───── THE DATA ─────
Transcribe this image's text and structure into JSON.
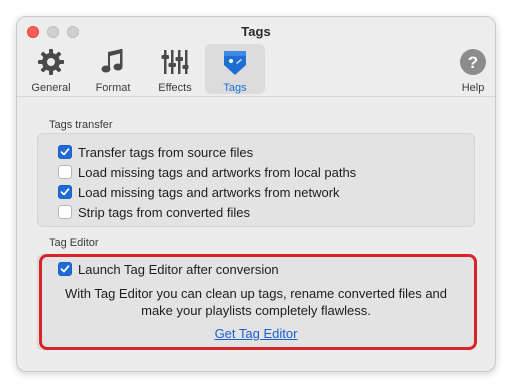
{
  "window": {
    "title": "Tags"
  },
  "toolbar": {
    "items": [
      {
        "label": "General",
        "icon": "gear-icon",
        "selected": false
      },
      {
        "label": "Format",
        "icon": "music-note-icon",
        "selected": false
      },
      {
        "label": "Effects",
        "icon": "sliders-icon",
        "selected": false
      },
      {
        "label": "Tags",
        "icon": "tag-icon",
        "selected": true
      },
      {
        "label": "Help",
        "icon": "question-icon",
        "selected": false
      }
    ],
    "accent_color": "#1a6fd8"
  },
  "tags_transfer": {
    "heading": "Tags transfer",
    "options": [
      {
        "label": "Transfer tags from source files",
        "checked": true
      },
      {
        "label": "Load missing tags and artworks from local paths",
        "checked": false
      },
      {
        "label": "Load missing tags and artworks from network",
        "checked": true
      },
      {
        "label": "Strip tags from converted files",
        "checked": false
      }
    ]
  },
  "tag_editor": {
    "heading": "Tag Editor",
    "launch_option": {
      "label": "Launch Tag Editor after conversion",
      "checked": true
    },
    "description_line1": "With Tag Editor you can clean up tags, rename converted files and",
    "description_line2": "make your playlists completely flawless.",
    "link_label": "Get Tag Editor",
    "highlight_color": "#d9232b"
  }
}
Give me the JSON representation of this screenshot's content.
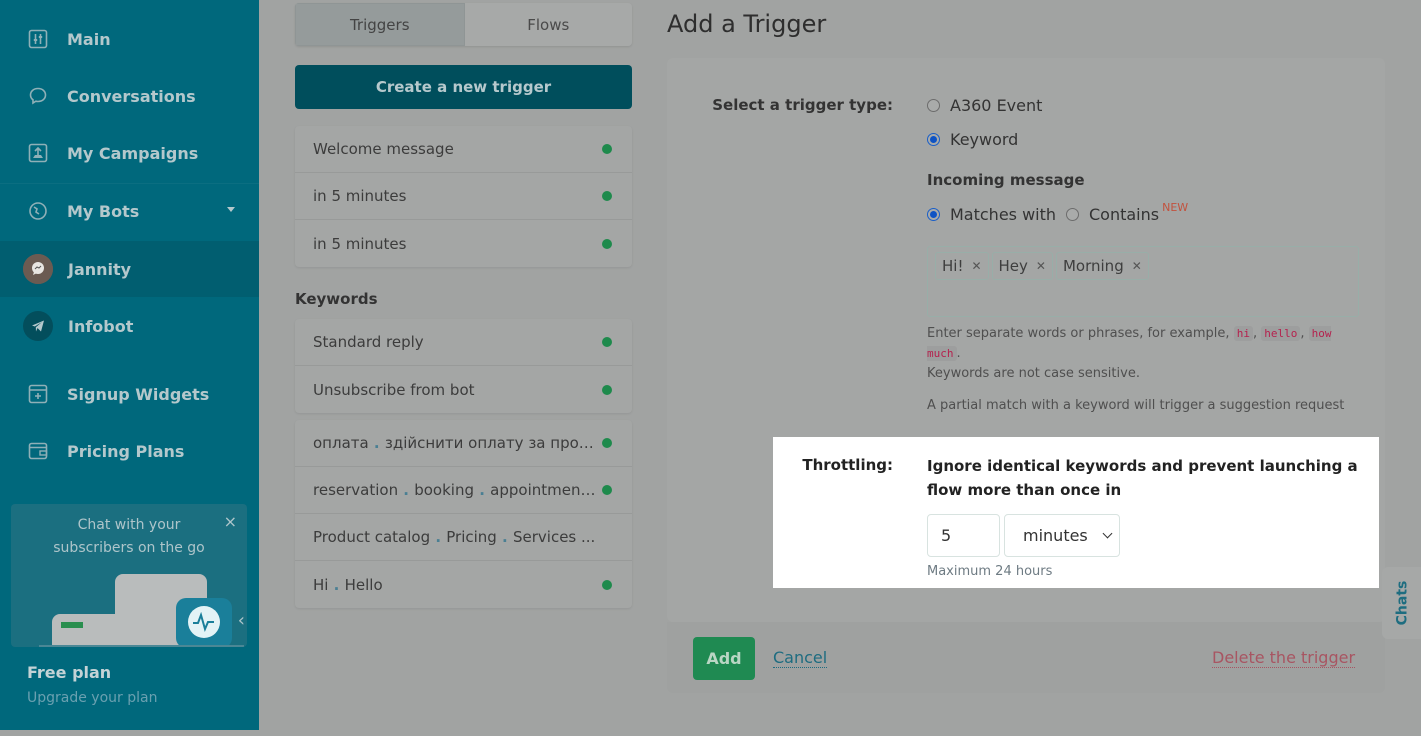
{
  "sidebar": {
    "items": [
      {
        "label": "Main",
        "icon": "sliders-icon"
      },
      {
        "label": "Conversations",
        "icon": "chat-bubble-icon"
      },
      {
        "label": "My Campaigns",
        "icon": "campaign-upload-icon"
      },
      {
        "label": "My Bots",
        "icon": "bots-icon"
      },
      {
        "label": "Jannity",
        "icon": "messenger-avatar-icon"
      },
      {
        "label": "Infobot",
        "icon": "telegram-icon"
      },
      {
        "label": "Signup Widgets",
        "icon": "widget-icon"
      },
      {
        "label": "Pricing Plans",
        "icon": "wallet-icon"
      }
    ],
    "promo": {
      "text": "Chat with your subscribers on the go",
      "close": "×",
      "arrow": "‹"
    },
    "plan": {
      "title": "Free plan",
      "link": "Upgrade your plan"
    }
  },
  "middle": {
    "tabs": [
      {
        "label": "Triggers",
        "active": true
      },
      {
        "label": "Flows",
        "active": false
      }
    ],
    "create_button": "Create a new trigger",
    "event_triggers": [
      {
        "label": "Welcome message",
        "active": true
      },
      {
        "label": "in 5 minutes",
        "active": true
      },
      {
        "label": "in 5 minutes",
        "active": true
      }
    ],
    "keywords_label": "Keywords",
    "keyword_defaults": [
      {
        "label": "Standard reply",
        "active": true
      },
      {
        "label": "Unsubscribe from bot",
        "active": true
      }
    ],
    "keyword_triggers": [
      {
        "parts": [
          "оплата",
          "здійснити оплату за прод..."
        ],
        "active": true
      },
      {
        "parts": [
          "reservation",
          "booking",
          "appointment..."
        ],
        "active": true
      },
      {
        "parts": [
          "Product catalog",
          "Pricing",
          "Services ..."
        ],
        "active": false
      },
      {
        "parts": [
          "Hi",
          "Hello"
        ],
        "active": true
      }
    ],
    "separator": "."
  },
  "main": {
    "title": "Add a Trigger",
    "trigger_type_label": "Select a trigger type:",
    "trigger_types": [
      {
        "label": "A360 Event",
        "checked": false
      },
      {
        "label": "Keyword",
        "checked": true
      }
    ],
    "incoming_heading": "Incoming message",
    "match_modes": [
      {
        "label": "Matches with",
        "checked": true
      },
      {
        "label": "Contains",
        "checked": false,
        "badge": "NEW"
      }
    ],
    "tags": [
      "Hi!",
      "Hey",
      "Morning"
    ],
    "hint_prefix": "Enter separate words or phrases, for example,",
    "hint_examples": [
      "hi",
      "hello",
      "how much"
    ],
    "hint_case": "Keywords are not case sensitive.",
    "hint_partial": "A partial match with a keyword will trigger a suggestion request",
    "throttling": {
      "label": "Throttling:",
      "text": "Ignore identical keywords and prevent launching a flow more than once in",
      "value": "5",
      "unit": "minutes",
      "hint": "Maximum 24 hours"
    },
    "add_button": "Add",
    "cancel_link": "Cancel",
    "delete_link": "Delete the trigger"
  },
  "chats_tab": "Chats",
  "colors": {
    "sidebar": "#00687c",
    "primary_button": "#004e5c",
    "add_button": "#1f8a52",
    "status_dot": "#1e8a4c",
    "radio_checked": "#0e53c4",
    "new_badge": "#c2523e",
    "delete_link": "#a85562"
  }
}
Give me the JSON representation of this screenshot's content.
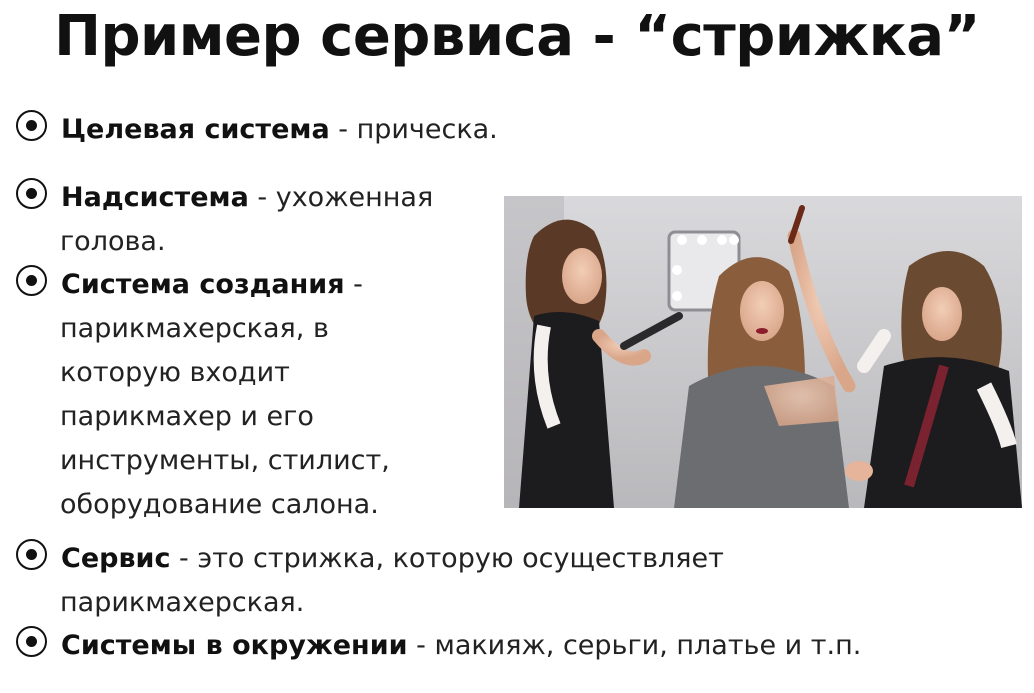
{
  "title": "Пример сервиса - “стрижка”",
  "items": [
    {
      "term": "Целевая система",
      "rest": " - прическа.",
      "continuation": []
    },
    {
      "term": "Надсистема",
      "rest": " - ухоженная",
      "continuation": [
        "голова."
      ]
    },
    {
      "term": "Система создания",
      "rest": " -",
      "continuation": [
        "парикмахерская, в",
        "которую входит",
        "парикмахер и его",
        "инструменты, стилист,",
        "оборудование салона."
      ]
    },
    {
      "term": "Сервис",
      "rest": " - это стрижка, которую осуществляет",
      "continuation": [
        "парикмахерская."
      ]
    },
    {
      "term": "Системы в окружении",
      "rest": " - макияж, серьги, платье и т.п.",
      "continuation": []
    }
  ],
  "bullet_icon": "radio-bullet-icon",
  "photo": {
    "icon": "hair-salon-photo-icon"
  }
}
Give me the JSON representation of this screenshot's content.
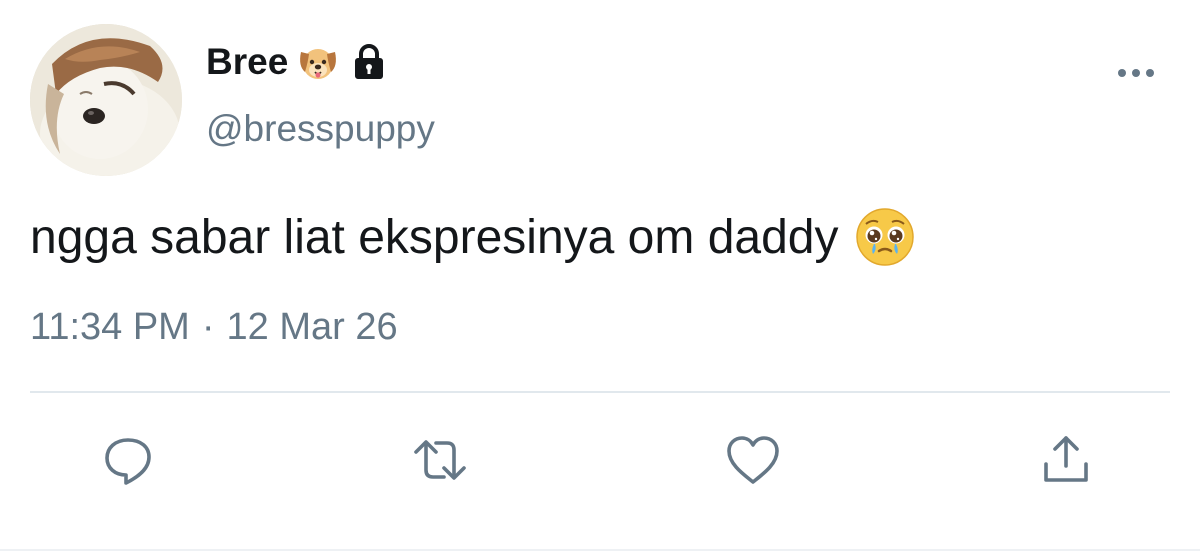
{
  "tweet": {
    "display_name": "Bree",
    "name_emoji": "dog-face-emoji",
    "badge": "lock-icon",
    "handle": "@bresspuppy",
    "text": "ngga sabar liat ekspresinya om daddy",
    "text_emoji": "pleading-face-emoji",
    "time": "11:34 PM",
    "separator": "·",
    "date": "12 Mar 26"
  },
  "actions": [
    {
      "icon": "reply-icon"
    },
    {
      "icon": "retweet-icon"
    },
    {
      "icon": "like-icon"
    },
    {
      "icon": "share-icon"
    }
  ],
  "colors": {
    "primary_text": "#14171a",
    "secondary_text": "#657786",
    "divider": "#e1e8ed",
    "icon": "#657786"
  }
}
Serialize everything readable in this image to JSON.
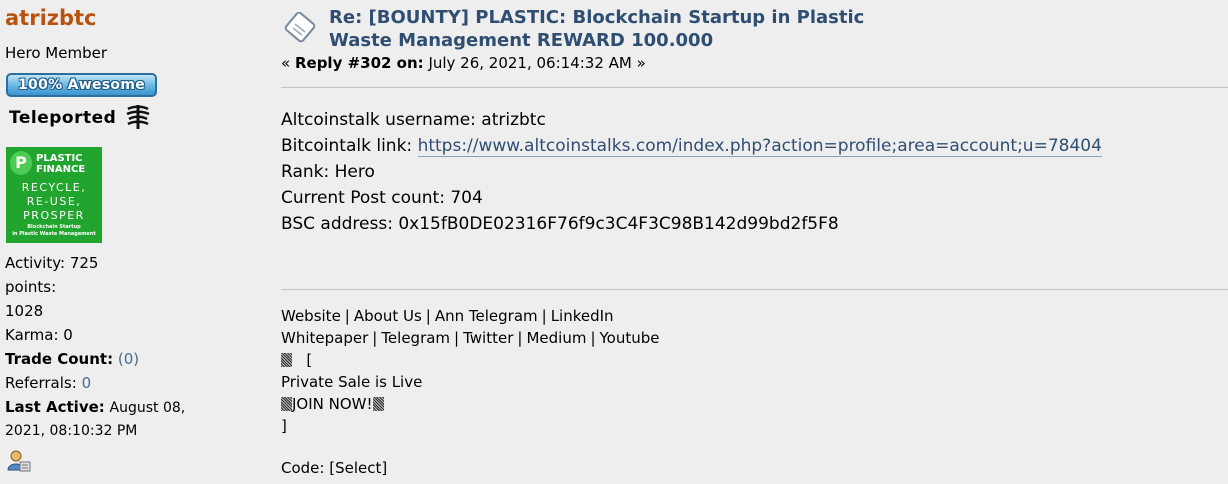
{
  "poster": {
    "username": "atrizbtc",
    "rank": "Hero Member",
    "badge_awesome": "100% Awesome",
    "badge_teleported": "Teleported",
    "avatar": {
      "top_text": "PLASTIC\nFINANCE",
      "mid_text": "RECYCLE,\nRE-USE,\nPROSPER",
      "bottom_text": "Blockchain Startup\nin Plastic Waste Management"
    },
    "activity": "Activity: 725",
    "points_label": "points:",
    "points_value": "1028",
    "karma": "Karma: 0",
    "trade_label": "Trade Count:",
    "trade_value": "(0)",
    "referrals_label": "Referrals:",
    "referrals_value": "0",
    "last_active_label": "Last Active:",
    "last_active_value_1": "August 08,",
    "last_active_value_2": "2021, 08:10:32 PM"
  },
  "post": {
    "subject_line_1": "Re: [BOUNTY] PLASTIC: Blockchain Startup in Plastic",
    "subject_line_2": "Waste Management REWARD 100.000",
    "reply_open": "«",
    "reply_label": "Reply #302 on:",
    "reply_date": "July 26, 2021, 06:14:32 AM",
    "reply_close": "»",
    "lines": [
      "Altcoinstalk username: atrizbtc",
      "Bitcointalk link:",
      "Rank: Hero",
      "Current Post count: 704",
      "BSC address: 0x15fB0DE02316F76f9c3C4F3C98B142d99bd2f5F8"
    ],
    "profile_link": "https://www.altcoinstalks.com/index.php?action=profile;area=account;u=78404"
  },
  "signature": {
    "row1": [
      "Website",
      "About Us",
      "Ann Telegram",
      "LinkedIn"
    ],
    "row2": [
      "Whitepaper",
      "Telegram",
      "Twitter",
      "Medium",
      "Youtube"
    ],
    "bracket_open": "[",
    "sale_text": "Private Sale is Live",
    "join_text": "JOIN NOW!",
    "bracket_close": "]",
    "separator": "|"
  },
  "code": {
    "label": "Code:",
    "select": "[Select]"
  }
}
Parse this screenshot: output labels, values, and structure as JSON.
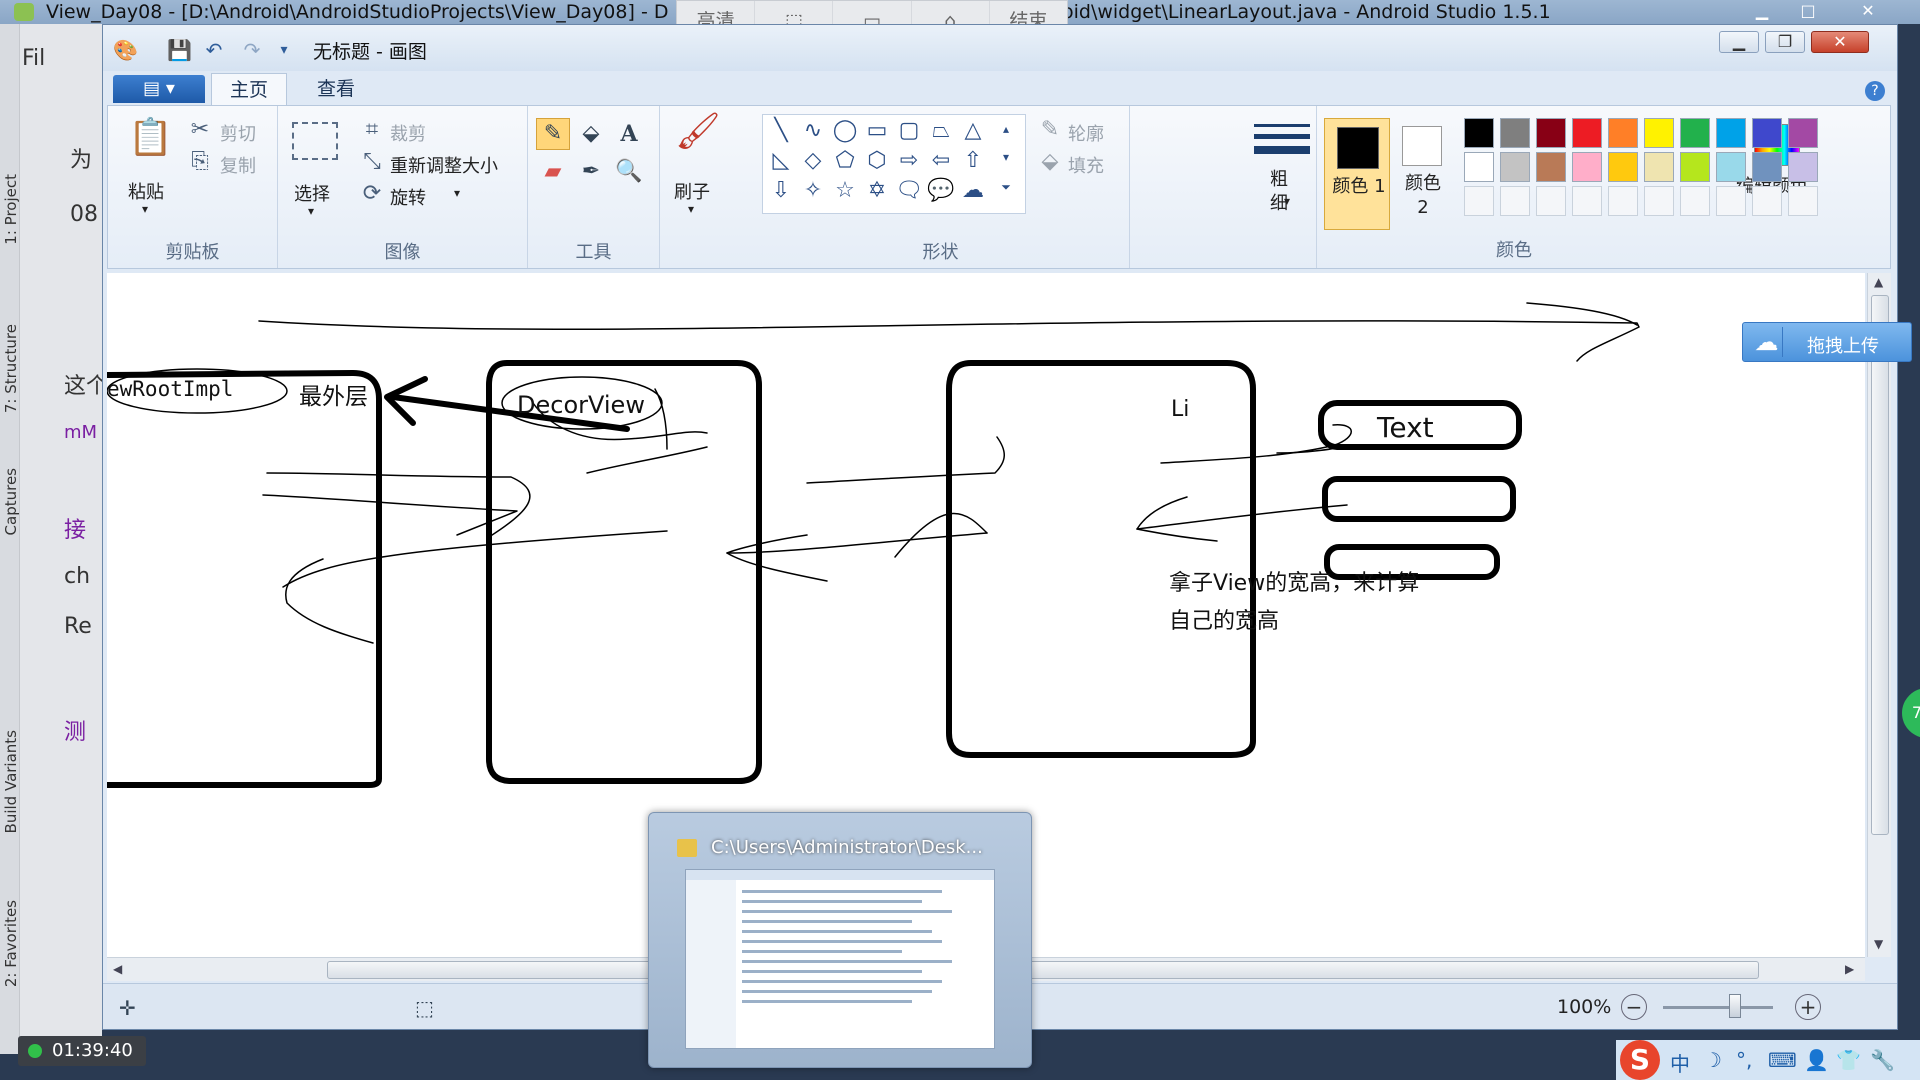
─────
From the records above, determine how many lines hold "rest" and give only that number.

5